Our efforts so far have been aimed at making the computer prove theorems completely automatically. But the scope of fully automatic methods, subject to any remotely realistic limitations on computing power, covers only a very small part of present-day mathematics. Here we develop an alternative: an interactive proof assistant that can help to precisely state and formalize a proof, while still dealing with some boring details automatically. Moreover, to ensure its reliability, we design the proof assistant based on a very simple logical kernel.

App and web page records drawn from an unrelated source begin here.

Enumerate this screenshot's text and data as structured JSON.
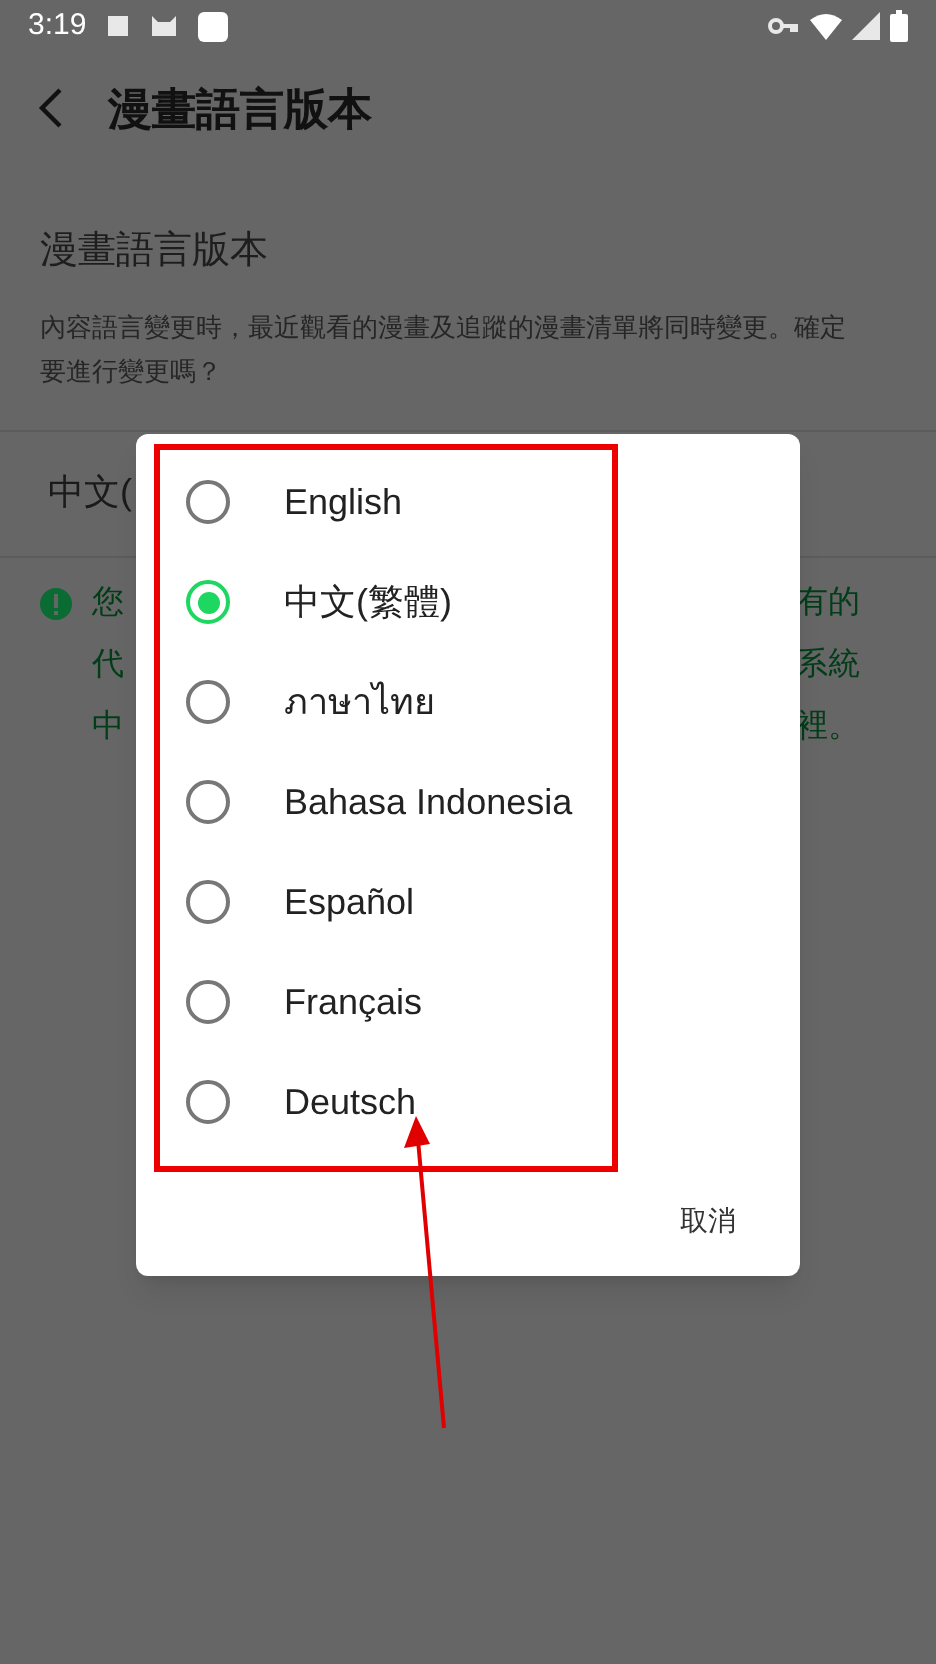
{
  "status_bar": {
    "time": "3:19"
  },
  "header": {
    "title": "漫畫語言版本"
  },
  "section": {
    "title": "漫畫語言版本",
    "description": "內容語言變更時，最近觀看的漫畫及追蹤的漫畫清單將同時變更。確定要進行變更嗎？"
  },
  "current_value": "中文(",
  "notice_lines": [
    {
      "left": "您",
      "right": "有的"
    },
    {
      "left": "代",
      "right": "系統"
    },
    {
      "left": "中",
      "right": "裡。"
    }
  ],
  "dialog": {
    "options": [
      {
        "label": "English",
        "selected": false
      },
      {
        "label": "中文(繁體)",
        "selected": true
      },
      {
        "label": "ภาษาไทย",
        "selected": false
      },
      {
        "label": "Bahasa Indonesia",
        "selected": false
      },
      {
        "label": "Español",
        "selected": false
      },
      {
        "label": "Français",
        "selected": false
      },
      {
        "label": "Deutsch",
        "selected": false
      }
    ],
    "cancel": "取消"
  }
}
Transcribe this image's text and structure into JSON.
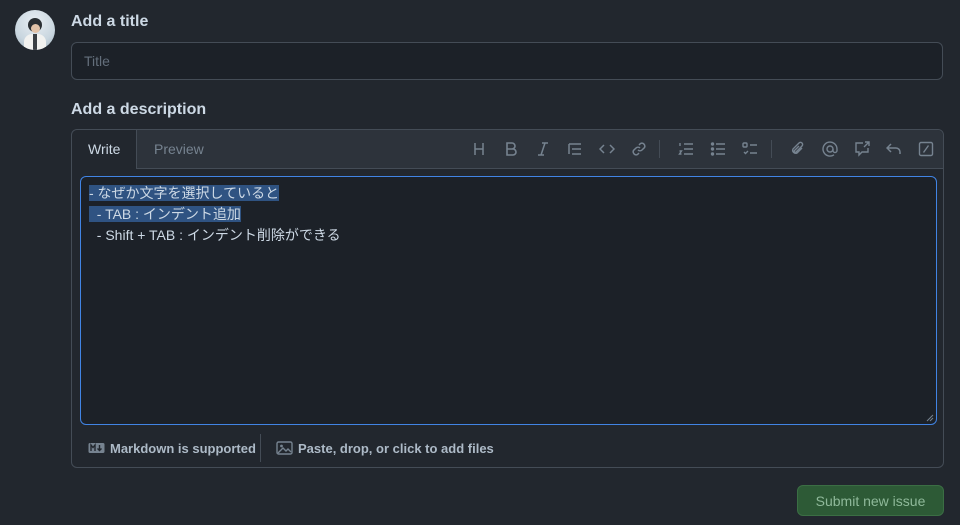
{
  "title_section": {
    "label": "Add a title",
    "placeholder": "Title"
  },
  "description_section": {
    "label": "Add a description"
  },
  "editor": {
    "tabs": [
      {
        "label": "Write"
      },
      {
        "label": "Preview"
      }
    ],
    "toolbar": [
      "heading-icon",
      "bold-icon",
      "italic-icon",
      "quote-icon",
      "code-icon",
      "link-icon",
      "numbered-list-icon",
      "unordered-list-icon",
      "task-list-icon",
      "attach-icon",
      "mention-icon",
      "reference-icon",
      "undo-icon",
      "slash-command-icon"
    ],
    "lines": [
      "- なぜか文字を選択していると",
      "  - TAB : インデント追加",
      "  - Shift + TAB : インデント削除ができる"
    ],
    "selected_lines": [
      0,
      1
    ],
    "footer": {
      "markdown": "Markdown is supported",
      "files": "Paste, drop, or click to add files"
    }
  },
  "submit": {
    "label": "Submit new issue"
  },
  "colors": {
    "accent": "#4184e4",
    "selection": "#2f5382",
    "submit_bg": "#2d5a36"
  }
}
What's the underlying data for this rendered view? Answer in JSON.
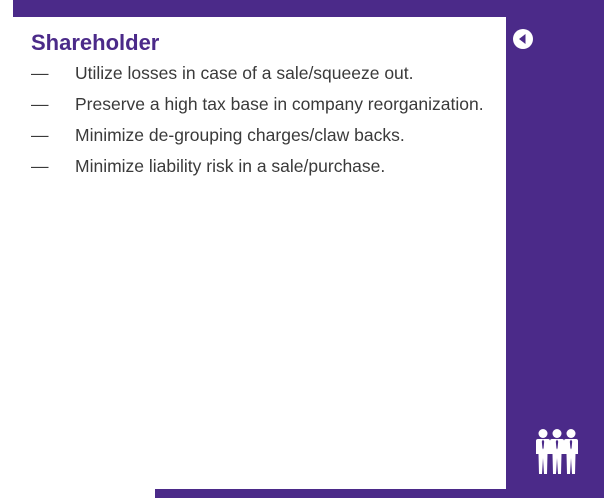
{
  "slide": {
    "heading": "Shareholder",
    "bullets": [
      {
        "dash": "—",
        "text": "Utilize losses in case of a sale/squeeze out."
      },
      {
        "dash": "—",
        "text": "Preserve a high tax base in company reorganization."
      },
      {
        "dash": "—",
        "text": "Minimize de-grouping charges/claw backs."
      },
      {
        "dash": "—",
        "text": "Minimize liability risk in a sale/purchase."
      }
    ]
  },
  "controls": {
    "back_icon": "back-arrow-circle-icon"
  },
  "decoration": {
    "people_icon": "three-people-icon"
  },
  "colors": {
    "brand_purple": "#4b2a89",
    "heading_text": "#4b2a89",
    "body_text": "#3a3a3a",
    "background": "#ffffff"
  }
}
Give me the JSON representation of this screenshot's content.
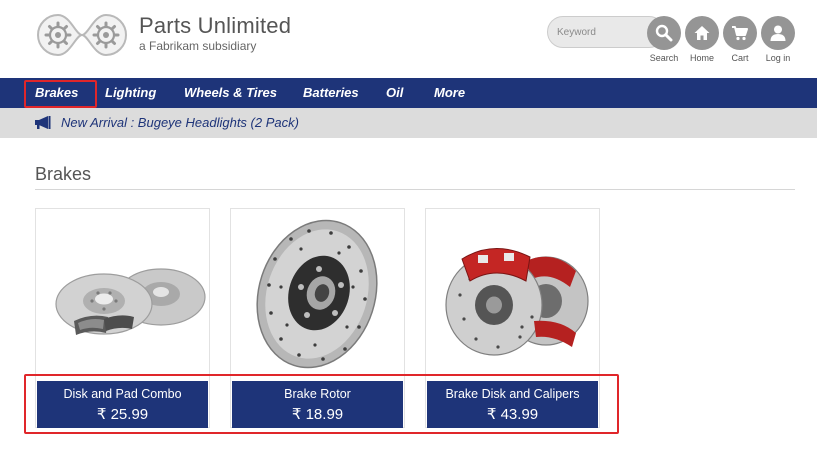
{
  "brand": {
    "title": "Parts Unlimited",
    "subtitle": "a Fabrikam subsidiary"
  },
  "header": {
    "search_placeholder": "Keyword",
    "buttons": [
      {
        "label": "Search",
        "icon": "search-icon"
      },
      {
        "label": "Home",
        "icon": "home-icon"
      },
      {
        "label": "Cart",
        "icon": "cart-icon"
      },
      {
        "label": "Log in",
        "icon": "user-icon"
      }
    ]
  },
  "nav": {
    "items": [
      {
        "label": "Brakes",
        "active": true
      },
      {
        "label": "Lighting"
      },
      {
        "label": "Wheels & Tires"
      },
      {
        "label": "Batteries"
      },
      {
        "label": "Oil"
      },
      {
        "label": "More"
      }
    ]
  },
  "announcement": {
    "icon": "megaphone-icon",
    "text": "New Arrival : Bugeye Headlights (2 Pack)"
  },
  "section": {
    "title": "Brakes"
  },
  "products": [
    {
      "name": "Disk and Pad Combo",
      "price": "₹ 25.99",
      "image": "disk-pad-combo-image"
    },
    {
      "name": "Brake Rotor",
      "price": "₹ 18.99",
      "image": "brake-rotor-image"
    },
    {
      "name": "Brake Disk and Calipers",
      "price": "₹ 43.99",
      "image": "brake-calipers-image"
    }
  ],
  "colors": {
    "nav_bg": "#1e3479",
    "announce_bg": "#dcdcdc",
    "highlight": "#e0262a",
    "icon_circle": "#959595"
  }
}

We've devoted quite a lot of energy to making computers prove statements completely automatically. The methods we've implemented are fairly powerful and can do some kinds of proofs better than (most) people. Still, the enormously complicated chains of logical reasoning in many fields of mathematics are seldom likely to be discovered in a reasonable amount of time by systematic algorithms like those we've presented. In practice, human mathematicians find these chains of reasoning using a mixture of intuition, experimentation with specific instances, analogy with or extrapolation from related results, dramatic generalization of the context (e.g. the use of complexanalytic methods in number theory) and of course pure luck – see Lakatos (1976), Polya (1954) and Schoenfeld (1985) for varied attempts to subject the process of mathematical discovery to methodological analysis. It's probably true to say that very few human mathematicians approach the task of proving theorems with methods like those we have developed.
One natural reaction to the limitations of systematic algorithmic methods is to try to design computer programs that reason in a more human-like style.